****The Philosopher's Demise
Learning to Speak French
by Richard Watson
Reviewed February 3, 2004.
A Nonpareil Book (David R. Godine), Boston, 1995. 121 pages.
Available on Amazon.com in paperback for $11.17.
Available at Sembach Library (818.54 WAT).
Last December, www.commonreader.com
sent me an e-mail about this book that sounded so intriguing, I decided
that if I didn’t get the book for Christmas, I would buy it myself after
Christmas. The very next day, the book showed up in a big box of new
books at the library! I checked it out as soon as we got it processed.
Richard Watson is a top American scholar of Cartesian philosophy.
He is good at reading French, and has even translated books from French.
Speaking French, however, is another matter. When he learned he would
have to give a paper in French, he determined that, at last, he would
learn to speak it.
The task was not an easy one. Apparently reading and speaking
French are two very different things. (I have complete sympathy
with him based on my experiences with German.) First, he took private
lessons with a native French speaker. Then the real cross-cultural
experiences began when he took French classes in Paris.
Imagine, if you will, an American university professor taking classes

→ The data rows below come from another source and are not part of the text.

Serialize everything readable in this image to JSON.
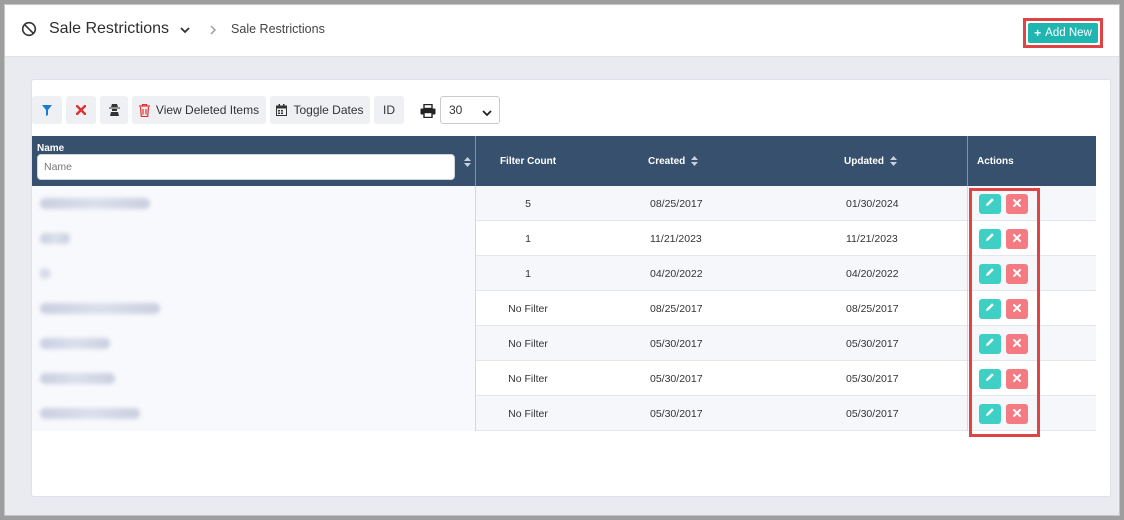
{
  "header": {
    "title": "Sale Restrictions",
    "breadcrumb": "Sale Restrictions",
    "add_button": "Add New"
  },
  "toolbar": {
    "view_deleted": "View Deleted Items",
    "toggle_dates": "Toggle Dates",
    "id_label": "ID",
    "page_size": "30"
  },
  "table": {
    "columns": {
      "name": "Name",
      "filter_count": "Filter Count",
      "created": "Created",
      "updated": "Updated",
      "actions": "Actions"
    },
    "name_filter_placeholder": "Name",
    "rows": [
      {
        "filter_count": "5",
        "created": "08/25/2017",
        "updated": "01/30/2024"
      },
      {
        "filter_count": "1",
        "created": "11/21/2023",
        "updated": "11/21/2023"
      },
      {
        "filter_count": "1",
        "created": "04/20/2022",
        "updated": "04/20/2022"
      },
      {
        "filter_count": "No Filter",
        "created": "08/25/2017",
        "updated": "08/25/2017"
      },
      {
        "filter_count": "No Filter",
        "created": "05/30/2017",
        "updated": "05/30/2017"
      },
      {
        "filter_count": "No Filter",
        "created": "05/30/2017",
        "updated": "05/30/2017"
      },
      {
        "filter_count": "No Filter",
        "created": "05/30/2017",
        "updated": "05/30/2017"
      }
    ]
  },
  "colors": {
    "accent": "#1fb6b0",
    "header_bg": "#36506e",
    "edit": "#3ecfc5",
    "delete": "#f47b82",
    "highlight": "#e04343"
  }
}
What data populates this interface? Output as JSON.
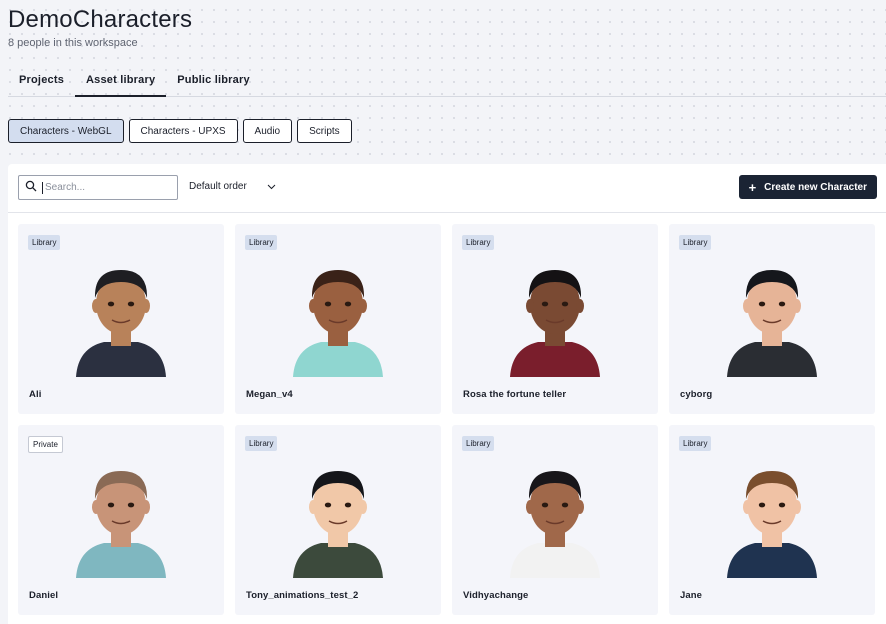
{
  "workspace": {
    "title": "DemoCharacters",
    "subtitle": "8 people in this workspace"
  },
  "tabs": [
    {
      "label": "Projects",
      "active": false
    },
    {
      "label": "Asset library",
      "active": true
    },
    {
      "label": "Public library",
      "active": false
    }
  ],
  "filters": [
    {
      "label": "Characters - WebGL",
      "active": true
    },
    {
      "label": "Characters - UPXS",
      "active": false
    },
    {
      "label": "Audio",
      "active": false
    },
    {
      "label": "Scripts",
      "active": false
    }
  ],
  "toolbar": {
    "search_placeholder": "Search...",
    "sort_label": "Default order",
    "create_label": "Create new Character",
    "create_icon": "plus-icon"
  },
  "colors": {
    "accent_dark": "#1b2434",
    "chip_active": "#d3ddef",
    "badge_library": "#d5deee"
  },
  "characters": [
    {
      "name": "Ali",
      "badge": "Library",
      "skin": "#b8825a",
      "hair": "#1e1e22",
      "shirt": "#2b3040",
      "bg": "#e9ebf2"
    },
    {
      "name": "Megan_v4",
      "badge": "Library",
      "skin": "#9a6040",
      "hair": "#3a2218",
      "shirt": "#8fd6d0",
      "bg": "#e9ebf2"
    },
    {
      "name": "Rosa the fortune teller",
      "badge": "Library",
      "skin": "#7a4a33",
      "hair": "#141214",
      "shirt": "#7a1e2c",
      "bg": "#e9ebf2"
    },
    {
      "name": "cyborg",
      "badge": "Library",
      "skin": "#e6b497",
      "hair": "#15171c",
      "shirt": "#2a2d33",
      "bg": "#e9ebf2"
    },
    {
      "name": "Daniel",
      "badge": "Private",
      "skin": "#c89478",
      "hair": "#8a6a55",
      "shirt": "#7fb7c0",
      "bg": "#e9ebf2"
    },
    {
      "name": "Tony_animations_test_2",
      "badge": "Library",
      "skin": "#f1c8a8",
      "hair": "#15161a",
      "shirt": "#3c4a3c",
      "bg": "#e9ebf2"
    },
    {
      "name": "Vidhyachange",
      "badge": "Library",
      "skin": "#a0684a",
      "hair": "#18161a",
      "shirt": "#f2f2f2",
      "bg": "#e9ebf2"
    },
    {
      "name": "Jane",
      "badge": "Library",
      "skin": "#f0c2a5",
      "hair": "#7a4e2d",
      "shirt": "#1f3350",
      "bg": "#e9ebf2"
    }
  ]
}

in a place where it is acceptable to call students an idiot or an imbecile.
Where it is considered incomprehensible to want to see your scores on an
exam that you failed. The French definitely handle classes differently
than Americans do.
Richard Watson provides many humorous and insightful comments on French
people and French culture and language, which in turn sheds light on Americans
and our beliefs and customs. He has turned a humiliating, difficult
experience into a triumph of insight into human nature.
I love cross-cultural books, especially books about the cultures of
Europe, which we don’t immediately realize are so different from our own.
An entertaining and enlightening book.
Copyright © 2004 Sondra Eklund.
All rights reserved.